DATASET RECORDS:
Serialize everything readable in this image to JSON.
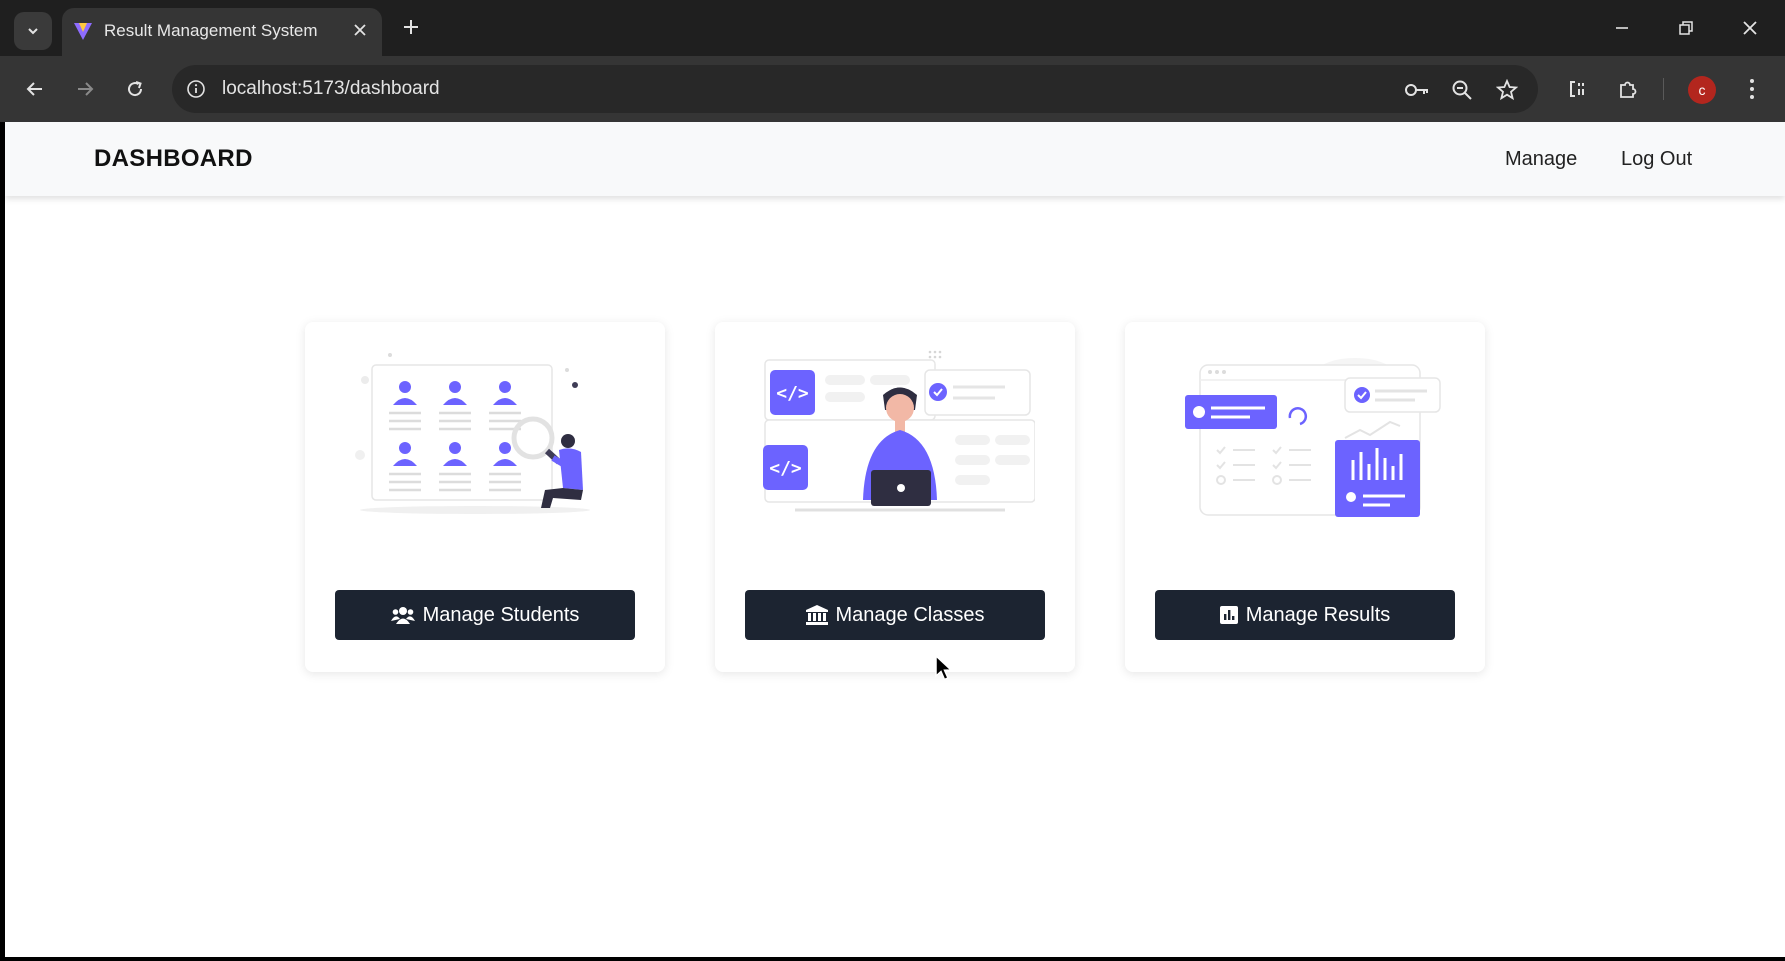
{
  "browser": {
    "tab_title": "Result Management System",
    "url": "localhost:5173/dashboard",
    "profile_initial": "c"
  },
  "navbar": {
    "brand": "DASHBOARD",
    "links": [
      "Manage",
      "Log Out"
    ]
  },
  "cards": [
    {
      "button_label": "Manage Students",
      "icon": "users-icon",
      "illustration": "student-search-illustration"
    },
    {
      "button_label": "Manage Classes",
      "icon": "institution-icon",
      "illustration": "developer-laptop-illustration"
    },
    {
      "button_label": "Manage Results",
      "icon": "bar-chart-icon",
      "illustration": "results-dashboard-illustration"
    }
  ],
  "colors": {
    "accent": "#6c63ff",
    "button_bg": "#1c2431",
    "navbar_bg": "#f8f9fa",
    "chrome_dark": "#1f1f1f",
    "chrome_toolbar": "#353535"
  }
}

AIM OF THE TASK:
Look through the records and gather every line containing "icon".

RESPONSE BOX:
      "icon": "users-icon",
      "icon": "institution-icon",
      "icon": "bar-chart-icon",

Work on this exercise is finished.